Project Photos

Monitoring Data

Project Type:  Rainwater Catchment
Location:  Vihiga, Tongoi, Essunza
ProjectID: 4674
Install Date:  10/26/2017

Monitoring Data
Water Point:
Functional - New Project


Project Underwriter - H2O For Life
Hastings High School Feminism Club
The Oakridge Lower School
5 individual donor(s)

Want to start your own campaign? Learn more »

Country Details


Population: 39.8 Million
Lacking clean water: 43%
Below poverty line: 50%

Partner Profile

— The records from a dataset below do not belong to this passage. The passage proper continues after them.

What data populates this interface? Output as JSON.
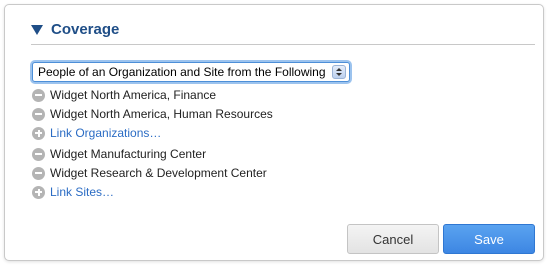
{
  "coverage": {
    "title": "Coverage",
    "scope_select": {
      "value": "People of an Organization and Site from the Following"
    },
    "organizations": [
      {
        "label": "Widget North America, Finance"
      },
      {
        "label": "Widget North America, Human Resources"
      }
    ],
    "link_organizations_label": "Link Organizations…",
    "sites": [
      {
        "label": "Widget Manufacturing Center"
      },
      {
        "label": "Widget Research & Development Center"
      }
    ],
    "link_sites_label": "Link Sites…"
  },
  "actions": {
    "cancel_label": "Cancel",
    "save_label": "Save"
  },
  "colors": {
    "accent": "#1f4e87",
    "link": "#2b6cc4",
    "primary_button": "#3d86e3"
  },
  "icons": {
    "collapse": "triangle-down-icon",
    "remove": "minus-circle-icon",
    "add": "plus-circle-icon",
    "stepper": "up-down-stepper-icon"
  }
}
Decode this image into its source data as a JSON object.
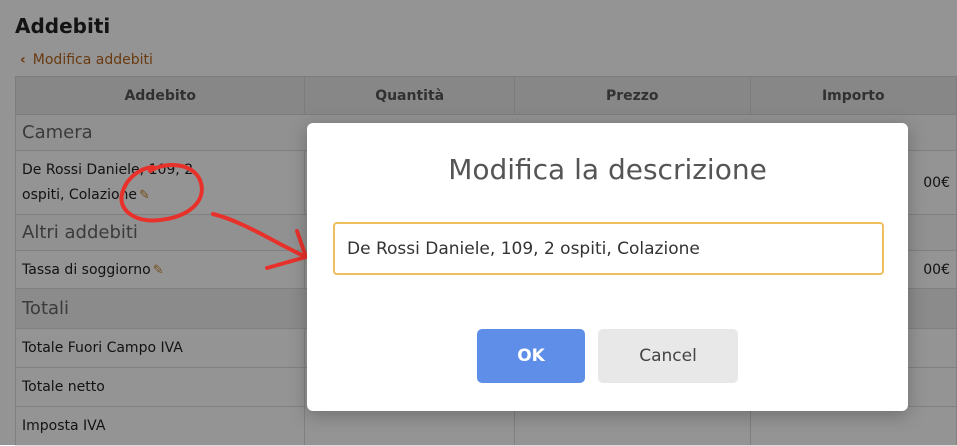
{
  "page": {
    "title": "Addebiti",
    "back_icon": "‹",
    "back_label": "Modifica addebiti"
  },
  "table": {
    "headers": [
      "Addebito",
      "Quantità",
      "Prezzo",
      "Importo"
    ],
    "sections": {
      "camera": "Camera",
      "altri": "Altri addebiti",
      "totali": "Totali"
    },
    "rows": {
      "camera_line1": "De Rossi Daniele, 109, 2",
      "camera_line2": "ospiti, Colazione",
      "camera_amount": "00€",
      "tassa": "Tassa di soggiorno",
      "tassa_amount": "00€",
      "totale_fuori": "Totale Fuori Campo IVA",
      "totale_netto": "Totale netto",
      "imposta": "Imposta IVA"
    },
    "edit_icon": "✎"
  },
  "modal": {
    "title": "Modifica la descrizione",
    "input_value": "De Rossi Daniele, 109, 2 ospiti, Colazione",
    "ok_label": "OK",
    "cancel_label": "Cancel"
  },
  "colors": {
    "accent_link": "#b5651d",
    "input_focus_border": "#efbf5f",
    "ok_button": "#5f8ee8",
    "annotation": "#e8312a"
  },
  "icons": [
    "chevron-left-icon",
    "pencil-icon",
    "red-circle-annotation",
    "red-arrow-annotation"
  ]
}
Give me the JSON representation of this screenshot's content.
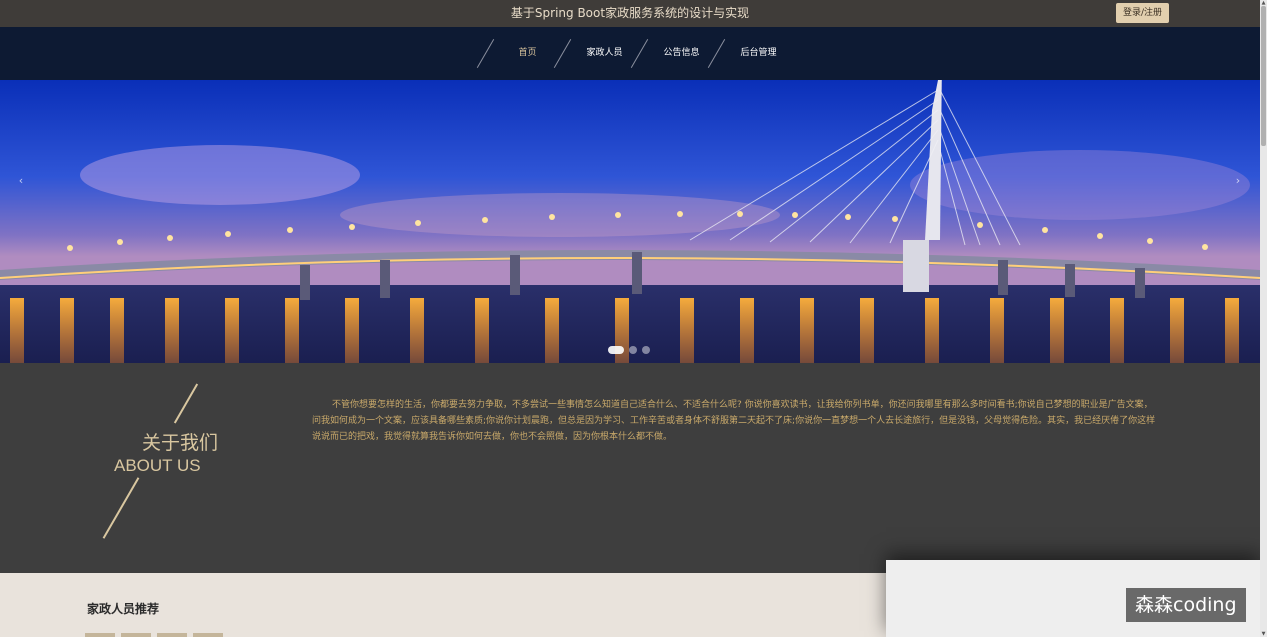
{
  "header": {
    "title": "基于Spring Boot家政服务系统的设计与实现",
    "login_label": "登录/注册"
  },
  "nav": {
    "items": [
      {
        "label": "首页",
        "active": true
      },
      {
        "label": "家政人员",
        "active": false
      },
      {
        "label": "公告信息",
        "active": false
      },
      {
        "label": "后台管理",
        "active": false
      }
    ]
  },
  "banner": {
    "prev_icon": "chevron-left-icon",
    "next_icon": "chevron-right-icon",
    "slide_count": 3,
    "active_slide": 1
  },
  "about": {
    "title_cn": "关于我们",
    "title_en": "ABOUT US",
    "text": "不管你想要怎样的生活，你都要去努力争取，不多尝试一些事情怎么知道自己适合什么、不适合什么呢? 你说你喜欢读书，让我给你列书单，你还问我哪里有那么多时间看书;你说自己梦想的职业是广告文案，问我如何成为一个文案，应该具备哪些素质;你说你计划晨跑，但总是因为学习、工作辛苦或者身体不舒服第二天起不了床;你说你一直梦想一个人去长途旅行，但是没钱，父母觉得危险。其实，我已经厌倦了你这样说说而已的把戏，我觉得就算我告诉你如何去做，你也不会照做，因为你根本什么都不做。"
  },
  "staff": {
    "title": "家政人员推荐"
  },
  "watermark": "森森coding",
  "colors": {
    "topbar": "#3f3c39",
    "navbar": "#0d1a33",
    "accent_gold": "#d9c7a0",
    "about_bg": "#3e3e3e"
  }
}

Western Water and Sanitation Forum (WEWASAFO) works together with less privileged and marginalized members of communities in Western Kenya to reduce poverty through harnessing and utilization of local resources for sustainable development.